Stan Richards On The Spot

Stan Richards is an iconic figure in the Dallas advertising community and one of the most esteemed creatives in the industry. His radio work left the light on for Motel 6, while his shop’s spotted-cow billboards for Chick-fil-A inspired consumers to “Eat Mor Chikin.” Richards, a physical fitness buff who turns 75 next month, is celebrating his agency’s 30th anniversary this year. With largest client Hyundai operating under the freshly minted tagline, “Rethink everything,” The Richards Group is getting down to the tires with a campaign for newly won client Bridgestone Firestone.

Q: Why advertising?

A: I knew from the time that I was 10 years old growing up in Philadelphia that I was going to do something in art. I was fortunate enough in high school in Atlantic City to take a course in commercial art. I realized that I could do what I loved and someone would be willing to pay me for it. When I finished high school, I went to Pratt to study advertising design.



Legend has it that you were on your way to Los Angeles from the East Coast when you stopped in Dallas, observed the creative wasteland and decided, “They need me here.” Care to set the record straight?

It is true [but only the first part]. I graduated from Pratt and didn’t want to stay in New York. There was great work being done by a couple of designers in Los Angeles that I admired. My parents had lived in Dallas for a couple of years [and they’d talk] about how nice the people were, and I thought, “Okay, I’m going to be smart; I’m going to stop in Dallas and practice my interview skills.” So I did … and met a bunch of people as a result. I liked everybody. There was a welcoming attitude and openness that I had never seen before. And so I decided to stay.



What kind of job opportunities were there?
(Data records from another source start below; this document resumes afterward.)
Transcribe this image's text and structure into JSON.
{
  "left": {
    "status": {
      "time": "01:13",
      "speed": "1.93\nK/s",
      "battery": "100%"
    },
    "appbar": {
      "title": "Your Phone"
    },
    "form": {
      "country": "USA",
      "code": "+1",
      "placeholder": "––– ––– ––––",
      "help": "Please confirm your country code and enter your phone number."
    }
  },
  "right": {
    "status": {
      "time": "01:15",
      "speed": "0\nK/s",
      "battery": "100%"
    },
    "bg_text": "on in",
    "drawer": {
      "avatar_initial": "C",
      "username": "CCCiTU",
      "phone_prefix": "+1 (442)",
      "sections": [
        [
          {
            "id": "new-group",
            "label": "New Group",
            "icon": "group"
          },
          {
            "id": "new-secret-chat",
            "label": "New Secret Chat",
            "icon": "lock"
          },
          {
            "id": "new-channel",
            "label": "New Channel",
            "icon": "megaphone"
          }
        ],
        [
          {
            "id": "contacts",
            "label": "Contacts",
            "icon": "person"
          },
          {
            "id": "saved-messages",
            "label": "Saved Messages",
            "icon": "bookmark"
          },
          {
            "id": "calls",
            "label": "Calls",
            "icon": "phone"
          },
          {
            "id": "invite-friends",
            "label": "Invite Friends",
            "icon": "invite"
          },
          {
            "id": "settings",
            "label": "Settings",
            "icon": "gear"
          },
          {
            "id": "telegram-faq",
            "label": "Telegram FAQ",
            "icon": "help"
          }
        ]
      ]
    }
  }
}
Nobody offered me a job, but I got a lot of encouragement. … Several people told me I was ahead of the market. I freelanced for a couple of years and then I got a call from Sam Bloom of The Bloom Agency asking me if I wanted to come to work. I was 22 years old and the salary, as I recall, was $12,000 a year. But $12,000 in 1956 was fabulous. Within the first week after I took the job, I went out and bought a new Porsche. But I hated it at the agency. I stayed a year to the day. The next year I got married. There were plenty of times that Betty [my wife] and I ate potato soup because that was all we could afford.
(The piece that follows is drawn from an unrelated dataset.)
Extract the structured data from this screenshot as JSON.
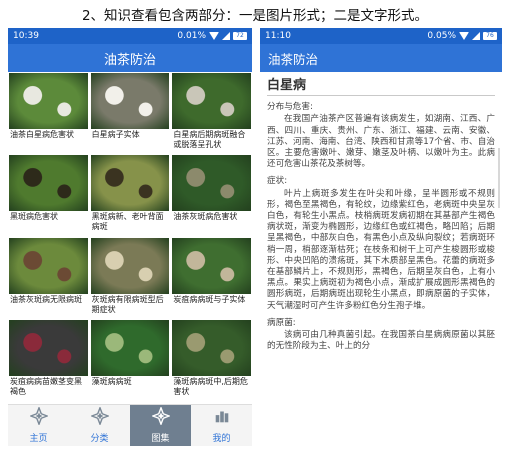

Now there is even a Stan Richards bobblehead doll. Is that a career pinnacle?

I had nothing to do with that. When we had our annual profit-sharing meeting this year, [principal] Glenn Dady presented me with a bobblehead doll. Everyone got [one]. I would hate for anybody to think that I have such a colossal ego that I would have a bobblehead made of myself and give it to everyone who works here.



Radio is sometimes a neglected medium. But you built the Motel 6 campaign around it.

People who use Motel 6 often make their decision through the windshield. “Where am I going to stay? I’m tired, I want to get off the road.” Why would you not want to be on the radio? David Fowler, one of our writers, and a very good one, [had earlier] found Tom Bodett after hearing him on NPR. I listened to it and I thought, “Terrific. That’s a great voice, nice, homespun. There’s got to be a way for us to use it.” Two years later, when we won the Motel 6 business, we brought Tom Bodett out of the desk drawer and built commercials around him.



What kind of brainstorming session produced the cows for Chick-fil-A?

There wasn’t [one]. An art director was working on an outdoor sign and I walked into his cubicle and saw [the thumbnail]. He had no idea what he had just stumbled onto. It was a cow saying, “Eat more chicken.” And I thought, “There is a really big idea.” He didn’t have the misspelled words, but the words were there.

What struck you about it?

That whole notion of self-preservation. Isn’t it a funny idea that renegade cows would … advise people to eat more chicken? [The client] sat there and giggled, and approved it.



You have vowed never to retire. Why? Are you getting better with age?

I don’t know that I’m getting any better, but I’m not getting any worse. There are a lot of things I do for fun, but the most fun I have is what I do right here. So, I’ll just keep doing it until I croak—or am no longer effective.



Why keep your agency independent?

We’ve watched [hundreds] of agencies get acquired in recent years. I cannot name one that got better. … The only possible reason would be the desire to make myself enormously wealthy at the expense of the people who built this agency.



Name the last ad that made you think, “I wish I had done that.”

It’s an ad from Wieden + Kennedy London and it’s called “Impossible Dream.” It’s a wonderful brand spot for Honda. And they seem to pull one of those off every year.



What’s on your nightstand?

The World Is Flat by Thomas Friedman.



What do you do when you’re not working?

I either run or cycle six to seven days a week. And then I lift two or three days a week. I ski during ski season in Utah. I’m an avid skier. When it’s not ski season, it’s fishing season, so I spend a lot of time at our place on South Padre Island fishing.



What do you consider the greatest accomplishment of your life so far?

Having the kind of family that allows you to stay married for 49 years and turn out two great sons. Everything else pales in comparison.